# WORK TASK:
Where in the data below does the word "minimize" appear? Copy each line that holds it.

(Saved entries)
□ □ □ □ □

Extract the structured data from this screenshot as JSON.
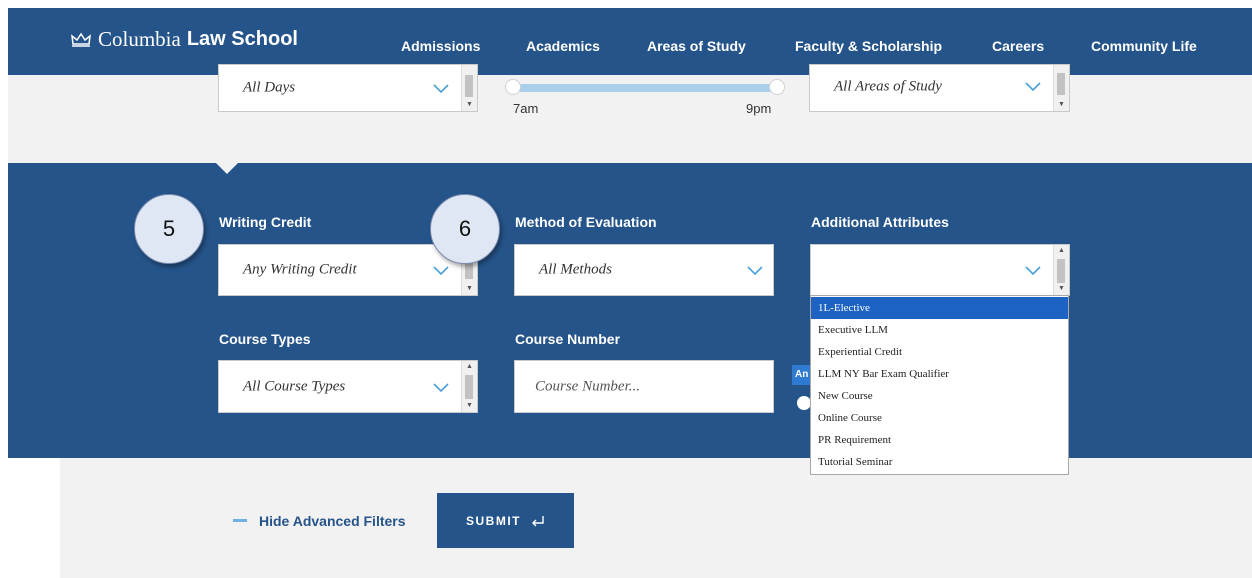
{
  "header": {
    "logo_word1": "Columbia",
    "logo_word2": "Law School",
    "nav": [
      "Admissions",
      "Academics",
      "Areas of Study",
      "Faculty & Scholarship",
      "Careers",
      "Community Life"
    ]
  },
  "top_filters": {
    "days_value": "All Days",
    "time_min_label": "7am",
    "time_max_label": "9pm",
    "areas_value": "All Areas of Study"
  },
  "advanced": {
    "writing_credit": {
      "label": "Writing Credit",
      "value": "Any Writing Credit"
    },
    "method_of_evaluation": {
      "label": "Method of Evaluation",
      "value": "All Methods"
    },
    "additional_attributes": {
      "label": "Additional Attributes",
      "value": "",
      "options": [
        "1L-Elective",
        "Executive LLM",
        "Experiential Credit",
        "LLM NY Bar Exam Qualifier",
        "New Course",
        "Online Course",
        "PR Requirement",
        "Tutorial Seminar"
      ],
      "highlighted": "1L-Elective"
    },
    "course_types": {
      "label": "Course Types",
      "value": "All Course Types"
    },
    "course_number": {
      "label": "Course Number",
      "placeholder": "Course Number..."
    },
    "partial_badge": "An"
  },
  "callouts": [
    "5",
    "6"
  ],
  "actions": {
    "hide_filters": "Hide Advanced Filters",
    "submit": "SUBMIT"
  },
  "colors": {
    "brand_blue": "#25548a",
    "accent_light_blue": "#6fb1e0",
    "highlight": "#1e62c4"
  }
}
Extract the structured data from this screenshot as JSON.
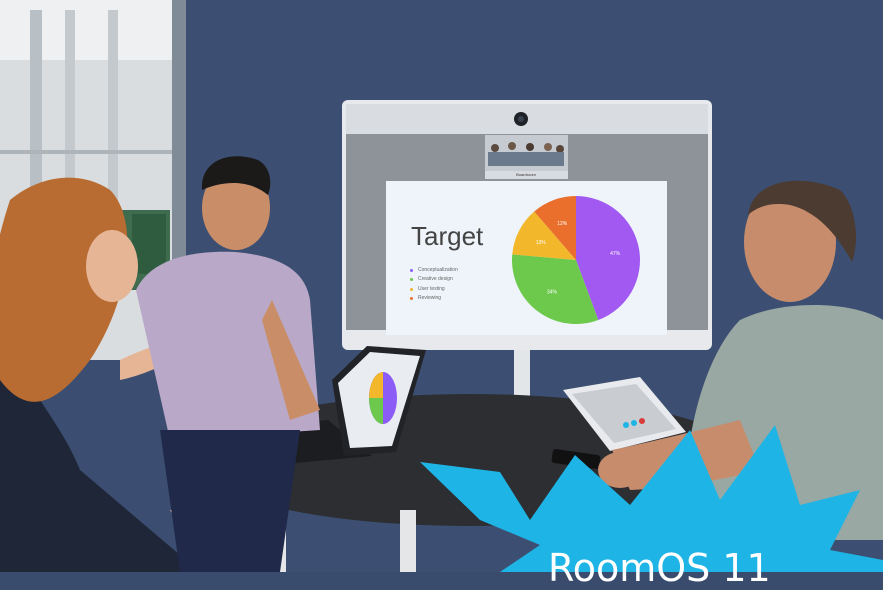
{
  "slide": {
    "title": "Target",
    "legend": [
      {
        "label": "Conceptualization",
        "color": "#8b5cf6"
      },
      {
        "label": "Creative design",
        "color": "#6cc54a"
      },
      {
        "label": "User testing",
        "color": "#f0b429"
      },
      {
        "label": "Reviewing",
        "color": "#e8722f"
      }
    ]
  },
  "chart_data": {
    "type": "pie",
    "slices": [
      {
        "label": "47%",
        "value": 47,
        "color": "#a259f2"
      },
      {
        "label": "34%",
        "value": 34,
        "color": "#6cc94c"
      },
      {
        "label": "13%",
        "value": 13,
        "color": "#f2b72a"
      },
      {
        "label": "12%",
        "value": 12,
        "color": "#ea6f2d"
      }
    ]
  },
  "camera_view": {
    "label": "Boardroom"
  },
  "overlay": {
    "text": "RoomOS 11",
    "burst_color": "#1eb4e6"
  },
  "colors": {
    "wall": "#3a4c6e",
    "table": "#2b2d30",
    "screen_frame": "#e7e9ec"
  }
}
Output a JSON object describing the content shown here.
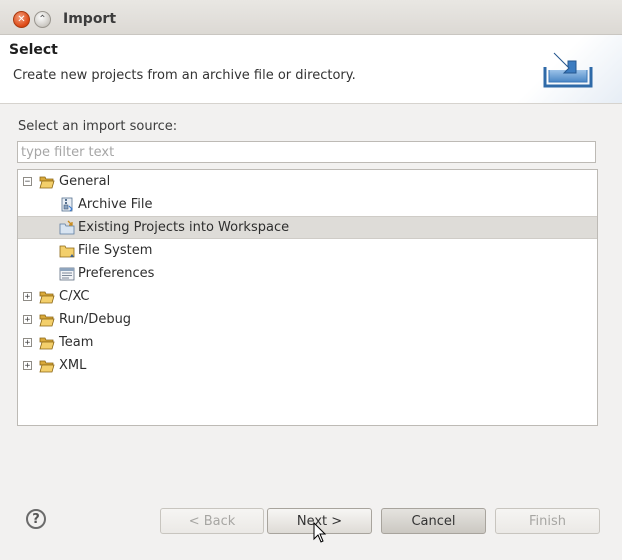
{
  "window": {
    "title": "Import",
    "close_icon": "close-icon",
    "minimize_icon": "minimize-icon"
  },
  "banner": {
    "title": "Select",
    "description": "Create new projects from an archive file or directory.",
    "icon": "import-icon"
  },
  "main": {
    "prompt": "Select an import source:",
    "filter_placeholder": "type filter text",
    "filter_value": ""
  },
  "tree": {
    "general": {
      "label": "General",
      "expanded": true,
      "icon": "folder-open-icon"
    },
    "children": [
      {
        "label": "Archive File",
        "icon": "archive-file-icon",
        "selected": false
      },
      {
        "label": "Existing Projects into Workspace",
        "icon": "existing-projects-icon",
        "selected": true
      },
      {
        "label": "File System",
        "icon": "folder-icon",
        "selected": false
      },
      {
        "label": "Preferences",
        "icon": "preferences-icon",
        "selected": false
      }
    ],
    "collapsed": [
      {
        "label": "C/XC",
        "icon": "folder-icon"
      },
      {
        "label": "Run/Debug",
        "icon": "folder-icon"
      },
      {
        "label": "Team",
        "icon": "folder-icon"
      },
      {
        "label": "XML",
        "icon": "folder-icon"
      }
    ]
  },
  "footer": {
    "help_icon": "help-icon",
    "back_label": "< Back",
    "next_label": "Next >",
    "cancel_label": "Cancel",
    "finish_label": "Finish"
  },
  "colors": {
    "selection": "#dedcd8",
    "close_button": "#dd4814"
  }
}
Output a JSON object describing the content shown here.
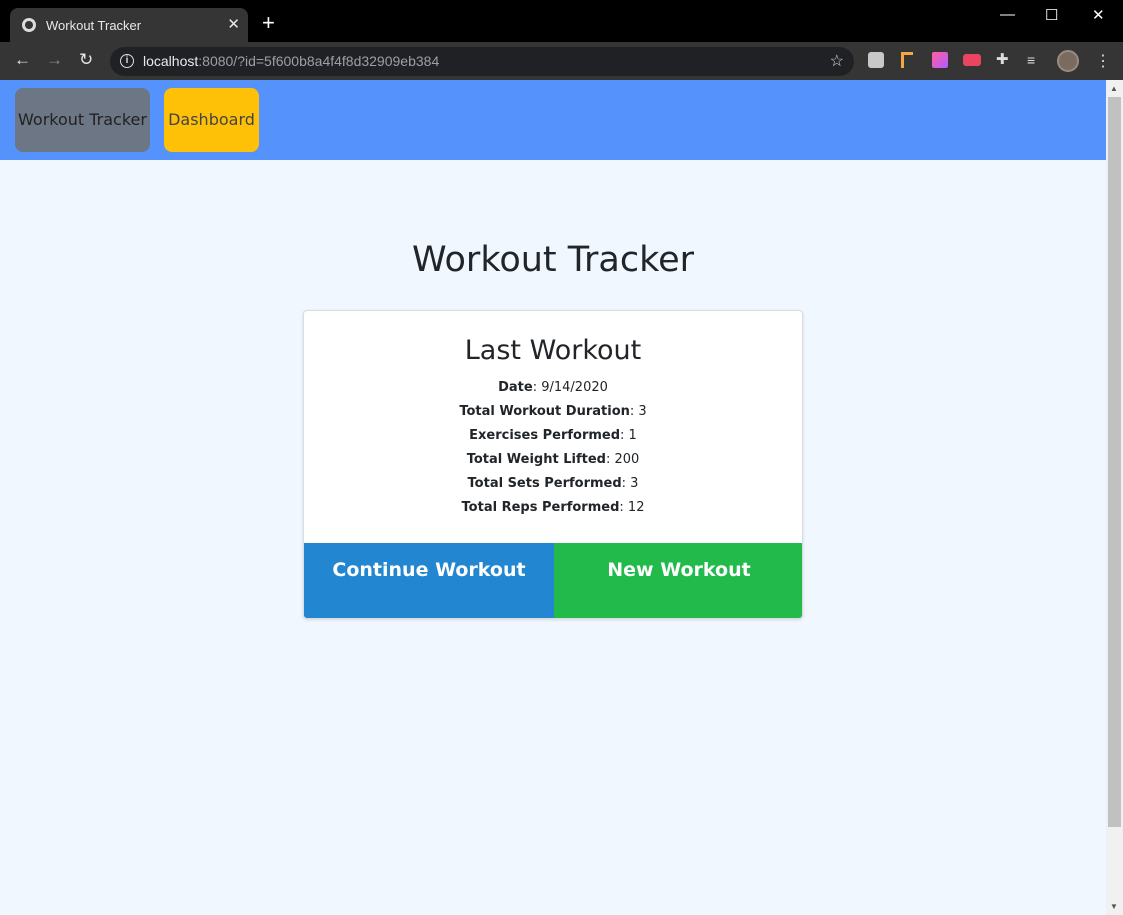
{
  "browser": {
    "tab_title": "Workout Tracker",
    "tab_close": "✕",
    "new_tab": "+",
    "window_controls": {
      "minimize": "—",
      "maximize": "☐",
      "close": "✕"
    },
    "nav": {
      "back": "←",
      "forward": "→",
      "reload": "↻"
    },
    "address": {
      "host": "localhost",
      "rest": ":8080/?id=5f600b8a4f4f8d32909eb384"
    },
    "icons": [
      "info-icon",
      "star-icon",
      "extension-icon",
      "puzzle-icon",
      "media-icon",
      "avatar",
      "menu-icon"
    ],
    "menu": "⋮",
    "star": "☆"
  },
  "site": {
    "nav": {
      "home_label": "Workout Tracker",
      "dashboard_label": "Dashboard"
    },
    "title": "Workout Tracker",
    "colors": {
      "nav_bg": "#5592fc",
      "continue": "#2286d1",
      "new": "#22bb4b",
      "dashboard": "#ffc107"
    }
  },
  "last_workout": {
    "heading": "Last Workout",
    "stats": [
      {
        "label": "Date",
        "value": ": 9/14/2020"
      },
      {
        "label": "Total Workout Duration",
        "value": ": 3"
      },
      {
        "label": "Exercises Performed",
        "value": ": 1"
      },
      {
        "label": "Total Weight Lifted",
        "value": ": 200"
      },
      {
        "label": "Total Sets Performed",
        "value": ": 3"
      },
      {
        "label": "Total Reps Performed",
        "value": ": 12"
      }
    ],
    "continue_label": "Continue Workout",
    "new_label": "New Workout"
  }
}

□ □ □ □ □

# RESPONSE TO THE TASK:
    "minimize_icon": "minimize-icon"
      "minimize": "—",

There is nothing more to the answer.